Anonymous said...

import sys
[print(x, end='') for x in open(sys.argv[0])]

Or, oneliner:

[print(x, end='') for x in open(__file__)]

Anonymous said...

That isn't a quine. By definition, a quine takes no input.

Interesting post, anyway.

Erik Youngren said...

A quine cannot take any sort of input.

Reading the source file is cheating.

http://en.m.wikipedia.org/wiki/Quine_(computing)#.22Cheating.22_quines

Holger Joukl said...

Hi Vasudev,
isn't your quine a "cheating quine" as per the definition (http://en.wikipedia.org/wiki/Quine_%28computing%29#.22Cheating.22_quines)
?

Best regards,
Holger

Anonymous said...

print(open(__import__('sys').argv[0]).read())

Vasudev Ram said...

Nice one (rather, two), thanks.

Vasudev Ram said...
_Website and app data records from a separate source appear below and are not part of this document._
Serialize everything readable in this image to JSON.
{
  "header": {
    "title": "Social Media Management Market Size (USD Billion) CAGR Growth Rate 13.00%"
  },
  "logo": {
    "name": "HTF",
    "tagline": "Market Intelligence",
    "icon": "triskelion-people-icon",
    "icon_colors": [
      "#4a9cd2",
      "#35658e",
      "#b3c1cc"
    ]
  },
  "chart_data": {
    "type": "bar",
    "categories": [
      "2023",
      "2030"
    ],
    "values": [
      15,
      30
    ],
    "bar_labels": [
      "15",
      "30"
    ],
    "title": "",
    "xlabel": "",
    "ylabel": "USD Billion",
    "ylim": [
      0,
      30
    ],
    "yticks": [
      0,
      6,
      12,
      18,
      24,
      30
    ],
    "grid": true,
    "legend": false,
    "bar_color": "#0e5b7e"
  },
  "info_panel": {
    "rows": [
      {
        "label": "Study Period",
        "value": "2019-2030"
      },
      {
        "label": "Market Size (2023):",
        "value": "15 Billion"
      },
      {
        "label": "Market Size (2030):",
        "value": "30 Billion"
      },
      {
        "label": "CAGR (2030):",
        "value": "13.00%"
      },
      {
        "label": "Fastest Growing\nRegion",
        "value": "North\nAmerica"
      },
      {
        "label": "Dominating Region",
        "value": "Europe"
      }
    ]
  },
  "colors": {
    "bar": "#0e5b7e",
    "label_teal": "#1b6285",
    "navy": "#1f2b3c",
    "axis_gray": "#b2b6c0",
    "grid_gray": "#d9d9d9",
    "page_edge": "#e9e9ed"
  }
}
To those who commented that it is not a quine - you are correct. I thought the definition at the start of the Wikipedia article meant that a quine should take no explicit input :-(

Thanks for pointing it out.

Anyway, good code golf :)

Vasudev Ram said...

On further thought, if you look at the quite code examples in various examples in the Wikipedia article, many of them include at least part of their own source code within them as strings which they then output.

Vasudev Ram said...

"at the quite code examples in various examples"

should be

"at the code in various examples"

Duh.